CoreKit is an ultimate cross platform framework and toolset to help you create applications for all the Apple platforms.
A universal open source library to help you build apps for Apple platforms, but how? The framework is trying to focus on these three key things:
- user interface building
- asynchronous code
- network stack
User interface building
Have you ever heard about the UI stack?
There is no need for a long explanation, anything your app will do should follow the principles of the UI stack. The main question is that how should you achieve this stateful behaviour? You can use multiple views & hide them according to the current state, but that's not a very good solution. You could also use child view controllers, and a coordinator or a state machine to manage the states, but that would only solve half of your problems and eventually it will lead to new ones.
You should always use collection views
You know there are lots of iOS Architecture patterns and some people think that there is no silver bullet. I think they are wrong. VIPER and MVVM architectures are really close to the ultimate pattern, but they're missing one important thing: You should always use collection views instead of regular views inside your controllers. From the moment you start following my advice, everything inside your project will be more flexible and highly reusable.
Collection view sections (header, cells, footer) are really good building blocks. All the elements inside a section are reusable views, which means if you scroll inside a collection view, all the elements will be reused if they are not presented on the screen (low memory overhead, not like in a simple scroll view). A collection view is a descendant of a scroll view, so if you have to avoid the keyboard for input fields, that could be handled easily. Cells can set their sizes based on the content, orientation or whatever you want, this is also a huge advantage too. Inside your cells you can use traditional view components, like labels, image views even stack views, you just have to calculate the size of the cells & auto layout can take over the rest.

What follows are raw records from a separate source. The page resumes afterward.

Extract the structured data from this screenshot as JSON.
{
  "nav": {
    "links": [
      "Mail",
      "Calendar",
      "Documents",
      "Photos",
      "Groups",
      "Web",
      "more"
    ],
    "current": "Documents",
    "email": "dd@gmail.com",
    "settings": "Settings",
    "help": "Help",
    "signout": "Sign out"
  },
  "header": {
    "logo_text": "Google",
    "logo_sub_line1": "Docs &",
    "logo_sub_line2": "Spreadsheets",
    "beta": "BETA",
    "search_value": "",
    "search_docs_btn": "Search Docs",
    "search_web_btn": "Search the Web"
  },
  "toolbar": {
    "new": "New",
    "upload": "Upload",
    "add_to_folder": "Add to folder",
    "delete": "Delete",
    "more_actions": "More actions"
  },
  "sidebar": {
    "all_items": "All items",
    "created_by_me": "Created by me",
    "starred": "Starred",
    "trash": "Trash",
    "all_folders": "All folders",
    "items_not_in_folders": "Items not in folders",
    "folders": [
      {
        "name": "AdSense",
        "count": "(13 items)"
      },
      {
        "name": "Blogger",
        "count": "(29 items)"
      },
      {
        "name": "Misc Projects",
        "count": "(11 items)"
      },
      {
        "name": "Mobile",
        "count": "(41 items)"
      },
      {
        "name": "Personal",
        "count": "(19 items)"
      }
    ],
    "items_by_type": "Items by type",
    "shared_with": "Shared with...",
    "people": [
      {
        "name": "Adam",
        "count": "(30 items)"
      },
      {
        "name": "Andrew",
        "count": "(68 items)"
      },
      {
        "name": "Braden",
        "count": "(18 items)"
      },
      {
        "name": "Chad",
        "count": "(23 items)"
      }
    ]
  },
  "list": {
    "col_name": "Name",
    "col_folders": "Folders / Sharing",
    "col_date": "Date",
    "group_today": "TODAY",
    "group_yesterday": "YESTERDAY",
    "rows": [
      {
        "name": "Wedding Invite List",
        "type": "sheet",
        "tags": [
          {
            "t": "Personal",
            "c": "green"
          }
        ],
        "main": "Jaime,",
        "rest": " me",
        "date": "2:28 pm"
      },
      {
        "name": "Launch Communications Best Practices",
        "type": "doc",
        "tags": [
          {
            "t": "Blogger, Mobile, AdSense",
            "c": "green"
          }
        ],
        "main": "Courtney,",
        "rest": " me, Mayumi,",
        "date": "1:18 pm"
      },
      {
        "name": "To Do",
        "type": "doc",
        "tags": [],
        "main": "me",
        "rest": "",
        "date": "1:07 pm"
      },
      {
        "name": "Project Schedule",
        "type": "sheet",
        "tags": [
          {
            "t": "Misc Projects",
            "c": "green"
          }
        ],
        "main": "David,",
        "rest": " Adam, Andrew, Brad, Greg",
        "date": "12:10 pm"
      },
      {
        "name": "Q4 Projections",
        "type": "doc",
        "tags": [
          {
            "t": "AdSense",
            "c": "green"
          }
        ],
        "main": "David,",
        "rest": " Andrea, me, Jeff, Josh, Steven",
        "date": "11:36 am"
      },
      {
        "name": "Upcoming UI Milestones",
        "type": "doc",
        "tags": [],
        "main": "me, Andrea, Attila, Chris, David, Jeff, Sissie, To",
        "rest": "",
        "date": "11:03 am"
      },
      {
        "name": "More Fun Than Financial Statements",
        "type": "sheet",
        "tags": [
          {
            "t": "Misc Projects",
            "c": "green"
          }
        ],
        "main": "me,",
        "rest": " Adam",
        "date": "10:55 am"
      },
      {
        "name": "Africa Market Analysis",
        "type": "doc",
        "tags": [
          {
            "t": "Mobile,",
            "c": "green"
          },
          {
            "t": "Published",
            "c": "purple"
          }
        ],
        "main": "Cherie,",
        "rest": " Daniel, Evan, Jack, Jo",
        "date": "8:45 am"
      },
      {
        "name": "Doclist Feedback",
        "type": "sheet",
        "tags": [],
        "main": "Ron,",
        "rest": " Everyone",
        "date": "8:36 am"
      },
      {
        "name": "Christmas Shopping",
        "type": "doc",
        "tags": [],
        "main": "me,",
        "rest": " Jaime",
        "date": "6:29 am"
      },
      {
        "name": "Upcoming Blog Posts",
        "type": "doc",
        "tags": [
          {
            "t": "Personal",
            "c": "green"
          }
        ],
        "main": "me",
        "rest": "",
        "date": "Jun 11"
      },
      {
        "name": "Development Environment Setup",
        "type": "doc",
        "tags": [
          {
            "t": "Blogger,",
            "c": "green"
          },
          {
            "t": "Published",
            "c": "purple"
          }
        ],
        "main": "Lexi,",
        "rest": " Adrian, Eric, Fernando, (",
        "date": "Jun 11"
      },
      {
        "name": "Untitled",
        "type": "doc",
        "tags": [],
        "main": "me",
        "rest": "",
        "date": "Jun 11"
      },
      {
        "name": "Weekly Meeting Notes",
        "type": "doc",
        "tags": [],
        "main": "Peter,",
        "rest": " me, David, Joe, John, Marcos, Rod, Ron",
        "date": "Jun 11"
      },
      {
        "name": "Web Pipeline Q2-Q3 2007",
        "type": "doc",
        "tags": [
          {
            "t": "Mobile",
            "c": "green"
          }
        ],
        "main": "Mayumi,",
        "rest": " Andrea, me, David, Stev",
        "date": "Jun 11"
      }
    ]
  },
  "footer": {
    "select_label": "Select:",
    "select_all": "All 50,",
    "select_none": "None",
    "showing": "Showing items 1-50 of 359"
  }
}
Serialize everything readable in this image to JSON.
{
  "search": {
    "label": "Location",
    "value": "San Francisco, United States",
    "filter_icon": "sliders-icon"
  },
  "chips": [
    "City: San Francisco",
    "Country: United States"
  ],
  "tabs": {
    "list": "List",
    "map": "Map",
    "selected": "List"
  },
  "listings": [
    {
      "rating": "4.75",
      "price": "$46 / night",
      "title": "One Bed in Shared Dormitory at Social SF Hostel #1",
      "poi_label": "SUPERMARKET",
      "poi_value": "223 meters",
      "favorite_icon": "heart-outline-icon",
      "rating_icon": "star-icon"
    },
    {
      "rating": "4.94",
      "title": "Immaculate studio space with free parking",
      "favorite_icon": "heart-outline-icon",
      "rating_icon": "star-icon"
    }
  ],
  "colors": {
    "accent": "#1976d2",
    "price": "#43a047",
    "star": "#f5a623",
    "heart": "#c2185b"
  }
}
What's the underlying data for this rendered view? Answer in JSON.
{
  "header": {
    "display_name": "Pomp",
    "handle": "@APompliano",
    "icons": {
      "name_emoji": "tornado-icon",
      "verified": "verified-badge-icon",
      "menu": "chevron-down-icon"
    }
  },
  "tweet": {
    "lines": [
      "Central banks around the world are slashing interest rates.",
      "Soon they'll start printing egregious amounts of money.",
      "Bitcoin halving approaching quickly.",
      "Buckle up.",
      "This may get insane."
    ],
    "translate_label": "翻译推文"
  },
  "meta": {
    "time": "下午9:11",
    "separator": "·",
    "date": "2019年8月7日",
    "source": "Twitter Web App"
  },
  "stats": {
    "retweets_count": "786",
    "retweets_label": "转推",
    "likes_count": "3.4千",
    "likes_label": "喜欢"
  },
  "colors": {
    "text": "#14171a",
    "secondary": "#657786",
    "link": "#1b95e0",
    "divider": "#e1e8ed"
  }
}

Apple over-engineered the problem
There is a wwdc session video back from 2014 about how to build advanced layouts with collection views, but the guys at Apple over-engineered the solution a little bit. My approach is more simple, without parent and child contexts. The base idea is to have a generic data class which can encapsulate a cell (item) and an object to decorate the cell, now put these data class instances into section objects. Each section represents a section inside the collection view, they can have selection handlers, but induvidual data elements can override the selection behaviour too. Let's go up one more level, there is the source class which gathers together all the sections. In other words, the source class is the data source of the collection view.
This way the UICollectionViewDataSource protocol implementation is not inside my view controller it's in a separate data source file, that means you can completely eliminate massive view controllers from your project. This data source is generic and it's extendable, so I can reuse all my data sources anywhere I want. I am using cells / items so all the view components are instantly reusable and memory friendly. I can use different layout subclasses to display my data, and I also made a grid system to simplify the UI implementation. This solution supports form elements and autorotation as well. If I have to come up with an imaginary name for the pattern that would be Collection View View Model (CVVM) architecture.
Generate your own architecture name with: iOS Architecture Generator
Oh, one more thing:
It works on tvOS, macOS & iOS too.
You can share the code between your iOS, tvOS and even macOS application too. I made a neat little trick to elimiate the borders between iOS and macOS collection view cells / items, also I made a wrapper around UIKit / AppKit types and defined elements like AppleView, AppleImageView insteadof NSView or UIView. This is what going to happen eventually with AppKit & UIKit for sure.
Handling async code should not be a pain in the ass. With promises, it's so much easy to tackle down the issue. That's why CoreKit has a built-in promise type. You can always go with Operations if you want, that's also an option, but please, never ever try to manually handle async method callbacks / completion blocks, that's usually gona result in a pyramid of doom.
This one is a though one, Alamofire is the de facto standard if someone is talking about http networking in the iOS ecosystem. However developers are creating new levels of abstractions - like Moya - over the Alamofire framework. This is because Alamofire only provides convenience methods over the NSURLSession APIs. Let's face it, the most popular networking library is just a syntax sugar with some little extra spices like multipart form data encoding. Which is super, but it still won't solve the main problem: how to create a network stack in an iOS application? Where should I put the base url, how should I store "global" server parameters for each request? This is the exact problem what the network stack in CoreKit is trying to solve.
CoreKit is not just a framework, it'll will help you making apps with various tools.
App icon generator for Apple platforms.
The problem is that usually you have to provide the same icon file in x sizes inside an asset catalog. Are you tired of manually resizing app icons? You will definitely fell in love with this icon generator tool. Everything that you'll ever need to know is written in the manual entry, so don't hesitate to man iconer or iconer --help!
Build phase manager for Xcode
I use build phases to generate app icons with iconer, link the resources for a given target, generate documentations and to bump the build number count. There are many build phase scripts and snippets around the web, but there was no common "package manager" for these build scripts. This is why I made Xphase.
The future of CoreKit
As you can see this is just the beginning, CoreKit is a work in progress project of mine, and hopefully it'll reach the initial 1.0 state in the near future. I'm constantly looking for contributors, so if you like the idea behind the project - or found a bug - please don't hesitate to contact me.